At once a choreographer, composer, actress, singer, and director, Meredith Monk is known for a body of work that is often considered unclassifiable. Since the 1960s, her practice has spanned across disciplines of dance, theater, visual arts, and film, and has included solo as well as ensemble pieces. Monk’s self-fashioned degree in “Interdisciplinary Performance,” obtained from Sarah Lawrence College in 1964, remains the best definition of her work, as the artist often combines multiple performative elements in individual pieces. Her approach results in works that cannot be singularly defined as dance, theater, concert, or film works, but are instead a unique synthesis of artistic disciplines, most broadly described as simply “performance art.”
One of Monk’s earliest pieces is 16 Millimeter Earrings, created in 1966 and originally staged at the Judson Church in New York. The performance began with Monk seated facing away from her audience while playing the guitar and singing, then went on to combine vocal recordings, theatrical acting, and film projections, and finally ended with the burning of an effigy meant to represent the artist herself. 16 Millimeter Earrings incorporated physical props, such as a slinky and red crepe paper streamers, as well as less tangible components. Audible during the performance were partial recordings of the traditional English folk song “Greensleeves” as well as passages from The Function of the Orgasm, written by the controversial psychoanalyst Wilhelm Reich, which argues for sexual liberation as a panacea for all ills, both physical and psychological. Reflecting on the work in 2010, Monk commented: “With the concept I had in 16mm Earrings I realized that anything in my life could be used as material: my hair, my body, my crossed eyes, anything about me physically or mentally… It wasn’t that I felt I was doing a confessional piece at all… It was taking anything of my being and making that a plastic material, like paint.”
Monk was not alone in her engagement with the body’s potential as a plastic material. This theme was crucial to her peers working in “body art,” a form of performance art and sculpture that emerged in the 1960s, in which the artist’s body is both the subject and the object of the work. In various performances by Stelarc, the artist’s body was suspended using hooks attached to his skin, or extended through technological apparatuses fitted to his body. For Stelarc, the body functions as a site for experimentation or as a physical object that can be used as a component of a work larger than the body itself. For Marina Abramović, the body became a tool for exploring the artist’s mental or physical limits through artistic performance, and ultimately questioning the fundamental nature of the human body and mind. With its emphasis on the body as artistic material, Monk’s 16 Millimeter Earrings shares affinities with body art, and her use of the body as an object for examination evidences further commonality with the genre.

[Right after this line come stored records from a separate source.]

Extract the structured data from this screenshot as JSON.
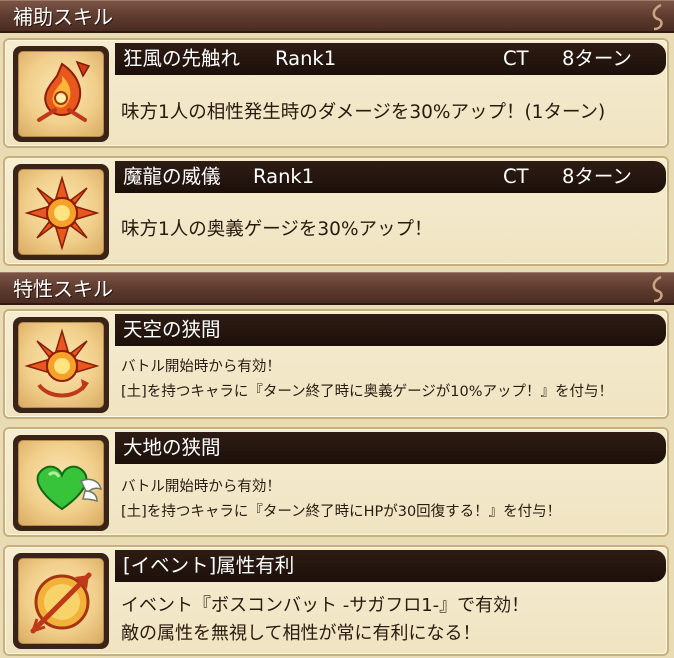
{
  "sections": {
    "support": {
      "label": "補助スキル"
    },
    "trait": {
      "label": "特性スキル"
    }
  },
  "support_skills": [
    {
      "name": "狂風の先触れ",
      "rank": "Rank1",
      "ct_label": "CT",
      "turns": "8ターン",
      "description": "味方1人の相性発生時のダメージを30%アップ！(1ターン)",
      "icon": "wind-flame-icon"
    },
    {
      "name": "魔龍の威儀",
      "rank": "Rank1",
      "ct_label": "CT",
      "turns": "8ターン",
      "description": "味方1人の奥義ゲージを30%アップ！",
      "icon": "sun-burst-icon"
    }
  ],
  "trait_skills": [
    {
      "name": "天空の狭間",
      "lines": [
        "バトル開始時から有効！",
        "[土]を持つキャラに『ターン終了時に奥義ゲージが10%アップ！』を付与！"
      ],
      "icon": "sun-burst-arrows-icon"
    },
    {
      "name": "大地の狭間",
      "lines": [
        "バトル開始時から有効！",
        "[土]を持つキャラに『ターン終了時にHPが30回復する！』を付与！"
      ],
      "icon": "winged-heart-icon"
    },
    {
      "name": "[イベント]属性有利",
      "lines": [
        "イベント『ボスコンバット -サガフロ1-』で有効！",
        "敵の属性を無視して相性が常に有利になる！"
      ],
      "icon": "crossed-arrow-icon"
    }
  ],
  "colors": {
    "header": "#5d3a2e",
    "title_bar": "#1c100a",
    "card_bg": "#f3e8c9",
    "page_bg": "#e9dcb4"
  }
}
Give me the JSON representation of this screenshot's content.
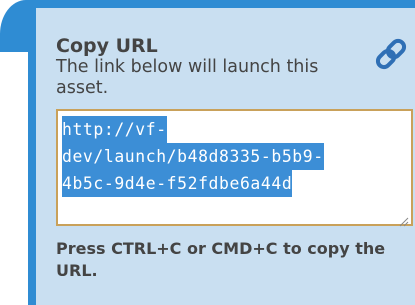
{
  "panel": {
    "title": "Copy URL",
    "description": "The link below will launch this asset.",
    "icon": "link-icon",
    "accent_color": "#2f8cd3",
    "background_color": "#c9dff1"
  },
  "url_field": {
    "lines": [
      "http://vf-",
      "dev/launch/b48d8335-b5b9-",
      "4b5c-9d4e-f52fdbe6a44d"
    ],
    "selected": true,
    "selection_color": "#3c8ed6",
    "border_color": "#c9a15a"
  },
  "instructions": {
    "text": "Press CTRL+C or CMD+C to copy the URL."
  }
}
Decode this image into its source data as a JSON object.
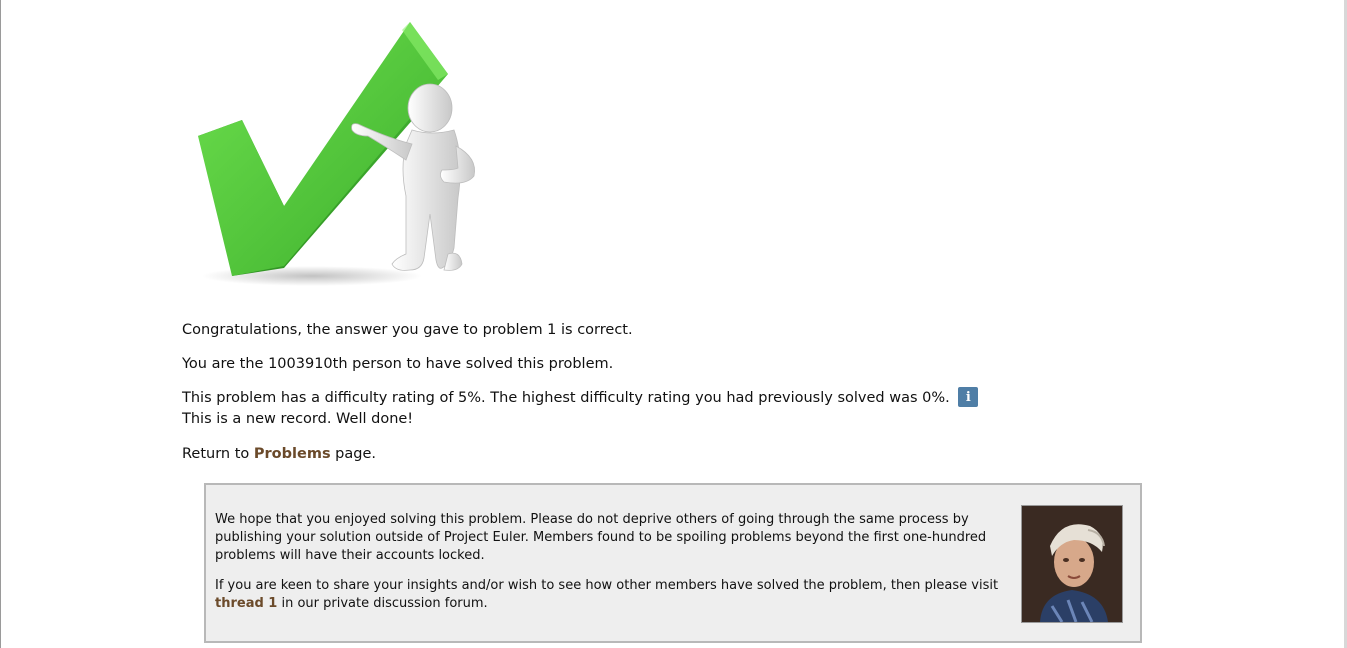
{
  "messages": {
    "congrats": "Congratulations, the answer you gave to problem 1 is correct.",
    "position": "You are the 1003910th person to have solved this problem.",
    "difficulty": "This problem has a difficulty rating of 5%. The highest difficulty rating you had previously solved was 0%.",
    "record": "This is a new record. Well done!",
    "return_prefix": "Return to ",
    "return_link": "Problems",
    "return_suffix": " page."
  },
  "notice": {
    "paragraph1": "We hope that you enjoyed solving this problem. Please do not deprive others of going through the same process by publishing your solution outside of Project Euler. Members found to be spoiling problems beyond the first one-hundred problems will have their accounts locked.",
    "paragraph2_prefix": "If you are keen to share your insights and/or wish to see how other members have solved the problem, then please visit ",
    "thread_link": "thread 1",
    "paragraph2_suffix": " in our private discussion forum."
  },
  "icons": {
    "info": "i"
  },
  "colors": {
    "link": "#6b4a2a",
    "info_badge": "#4f7ea6",
    "check_green": "#4fc43a",
    "notice_bg": "#eeeeee"
  }
}
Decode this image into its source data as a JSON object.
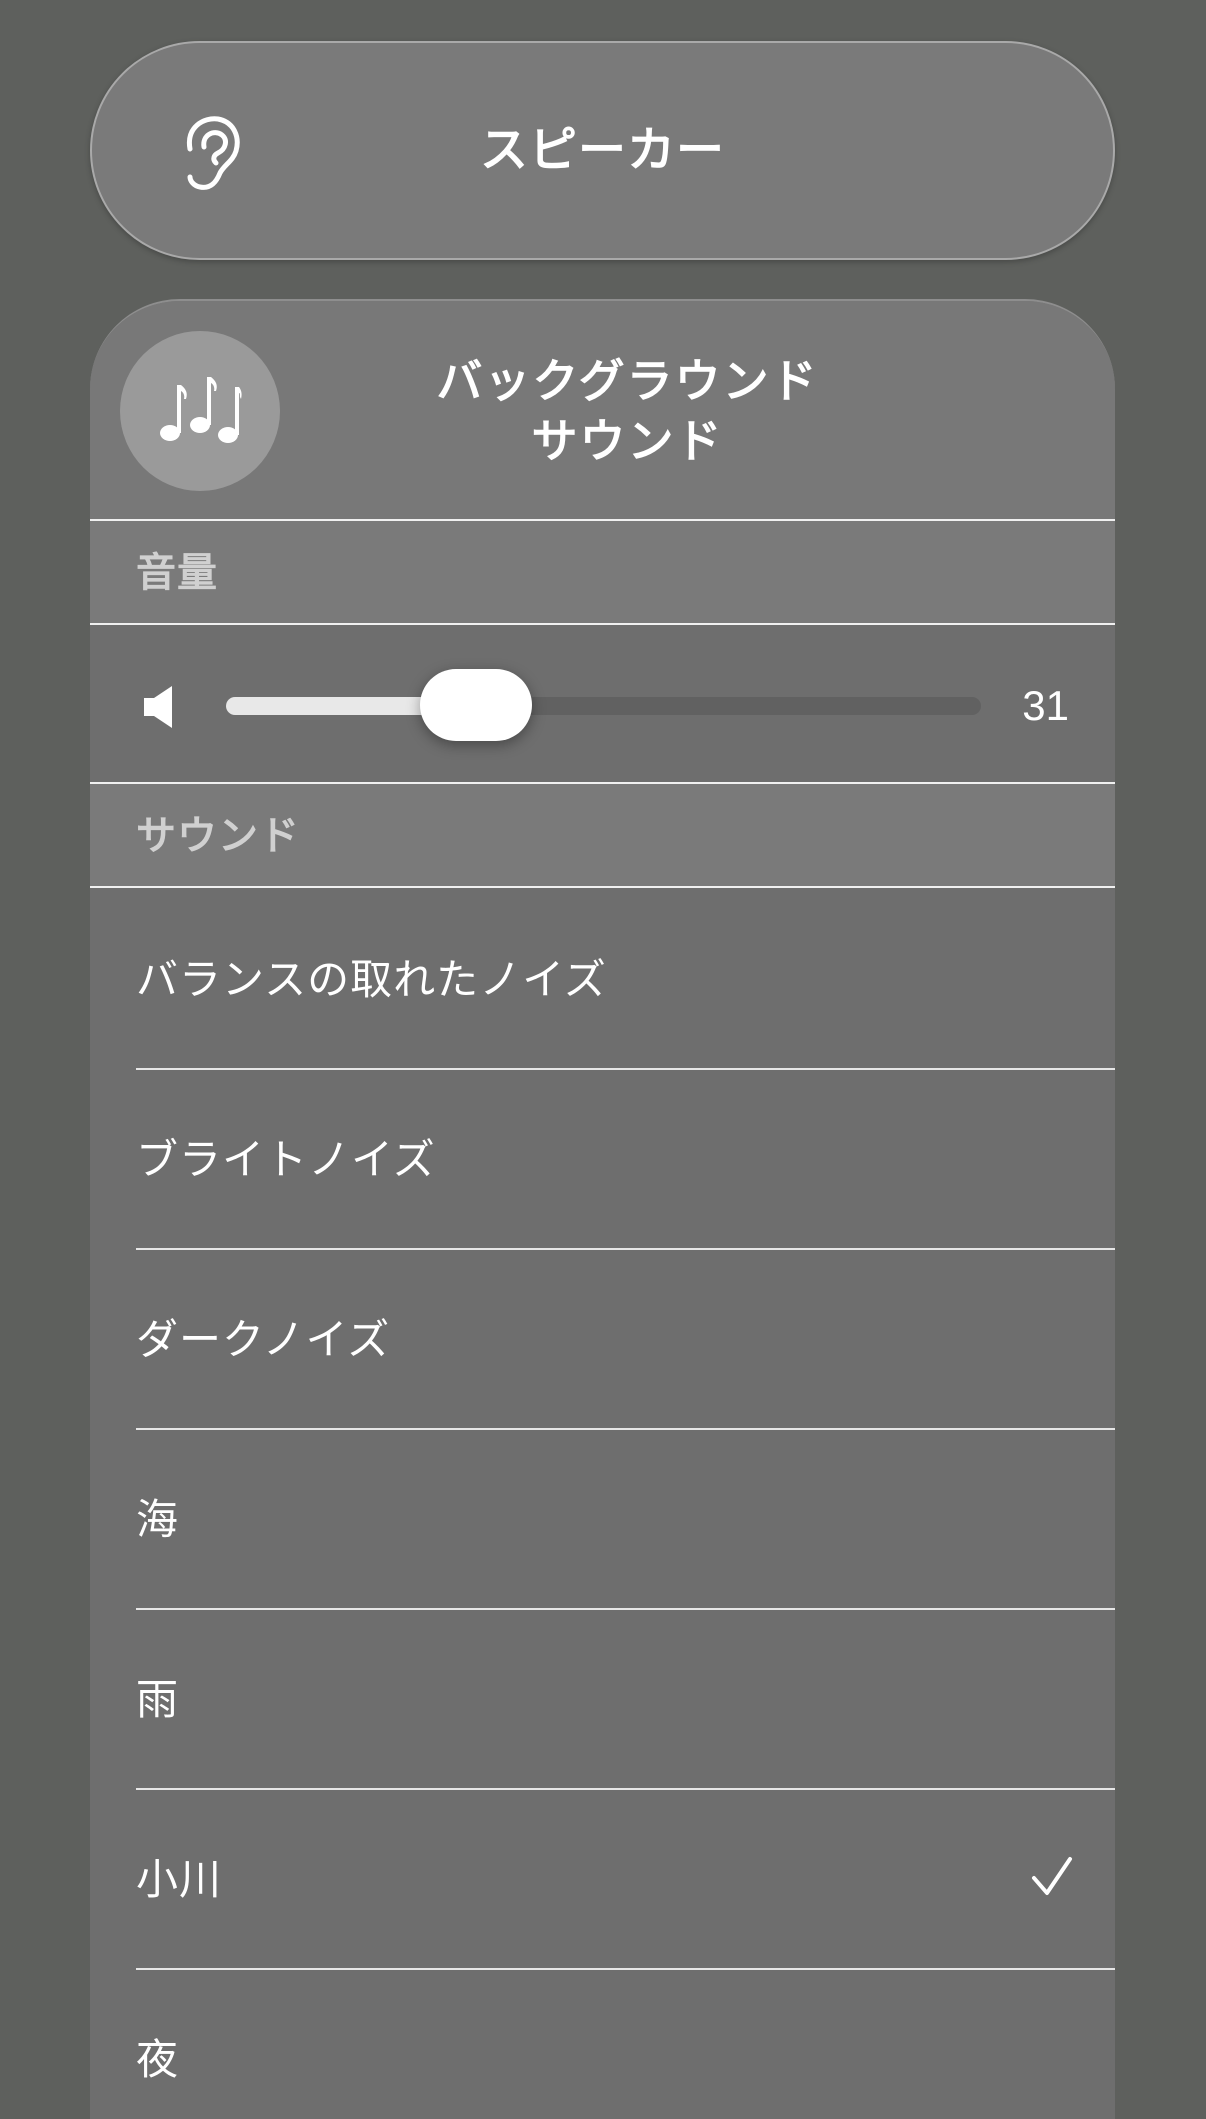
{
  "speaker_button": {
    "label": "スピーカー",
    "icon": "ear-icon"
  },
  "panel": {
    "icon": "music-notes-icon",
    "title_line1": "バックグラウンド",
    "title_line2": "サウンド"
  },
  "volume": {
    "section_label": "音量",
    "icon": "speaker-icon",
    "value": "31",
    "level_percent": 31
  },
  "sounds": {
    "section_label": "サウンド",
    "items": [
      {
        "label": "バランスの取れたノイズ",
        "selected": false
      },
      {
        "label": "ブライトノイズ",
        "selected": false
      },
      {
        "label": "ダークノイズ",
        "selected": false
      },
      {
        "label": "海",
        "selected": false
      },
      {
        "label": "雨",
        "selected": false
      },
      {
        "label": "小川",
        "selected": true
      },
      {
        "label": "夜",
        "selected": false
      }
    ],
    "selected_icon": "checkmark-icon"
  },
  "colors": {
    "background": "#5e605d",
    "panel": "#6e6e6e",
    "header": "#7a7a7a",
    "accent": "#ffffff"
  }
}
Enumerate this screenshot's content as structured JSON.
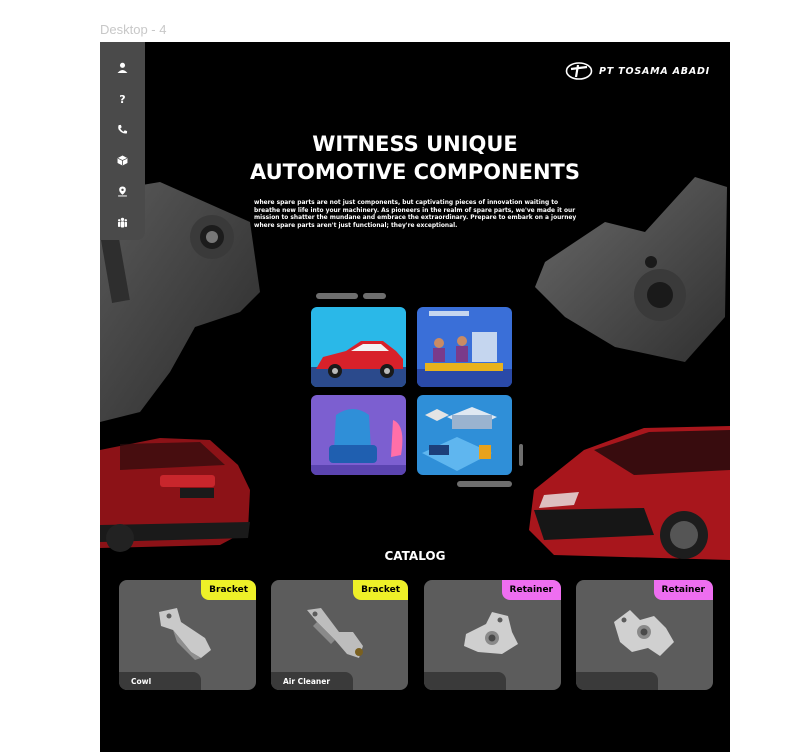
{
  "frame_label": "Desktop - 4",
  "sidebar": {
    "items": [
      {
        "icon": "user-icon"
      },
      {
        "icon": "question-icon"
      },
      {
        "icon": "phone-icon"
      },
      {
        "icon": "box-icon"
      },
      {
        "icon": "location-icon"
      },
      {
        "icon": "team-icon"
      }
    ]
  },
  "brand": {
    "name": "PT TOSAMA ABADI"
  },
  "hero": {
    "title_line1": "WITNESS UNIQUE",
    "title_line2": "AUTOMOTIVE COMPONENTS",
    "description": "where spare parts are not just components, but captivating pieces of innovation waiting to breathe new life into your machinery. As pioneers in the realm of spare parts, we've made it our mission to shatter the mundane and embrace the extraordinary. Prepare to embark on a journey where spare parts aren't just functional; they're exceptional."
  },
  "catalog": {
    "title": "CATALOG",
    "items": [
      {
        "badge": "Bracket",
        "badge_color": "#eef028",
        "name": "Cowl"
      },
      {
        "badge": "Bracket",
        "badge_color": "#eef028",
        "name": "Air Cleaner"
      },
      {
        "badge": "Retainer",
        "badge_color": "#ee6ef0",
        "name": ""
      },
      {
        "badge": "Retainer",
        "badge_color": "#ee6ef0",
        "name": ""
      }
    ]
  },
  "colors": {
    "background": "#000000",
    "sidebar": "#4a4a4a",
    "card": "#5c5c5c",
    "car_red": "#a8161c"
  }
}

By seeing the body as a physical material, Monk recognized the possibility of separating it from her personal identity, which allowed 16 Millimeter Earrings to avoid being “confessional” in an autobiographical sense. In 16 Millimeter Earrings, Monk’s body is transformed into an anonymous female form and becomes a blank canvas for the multitude of artistic personae that she performs throughout the piece. Monk’s method of creating an anonymous performative body is a reflection of her training in theater and dance. While Monk has stated that she never imagined she was performing “characters” in 16 Millimeter Earrings, she nevertheless engages in the effacement of personal identity to allow a variety of personae to be played throughout the piece
When Monk created 16 Millimeter Earrings, many artists were experimenting with the idea of performance art, attempting to both define the practice and redefine the other performative arts that existed around it. Her unique synthesis of disciplines resulted in a piece that was difficult for early audiences to interpret, but which now stands squarely in the category of “performance art.” 16 Millimeter Earrings represents an early example of this new artistic discipline, with Monk’s conception of the body as a physical material an adoption of a theme that would underscore the future history of performance art.
Meredith Monk’s 16 Millimeter Earrings is included in the Walker exhibition Less Than One, on view April 7–December 31, 2016.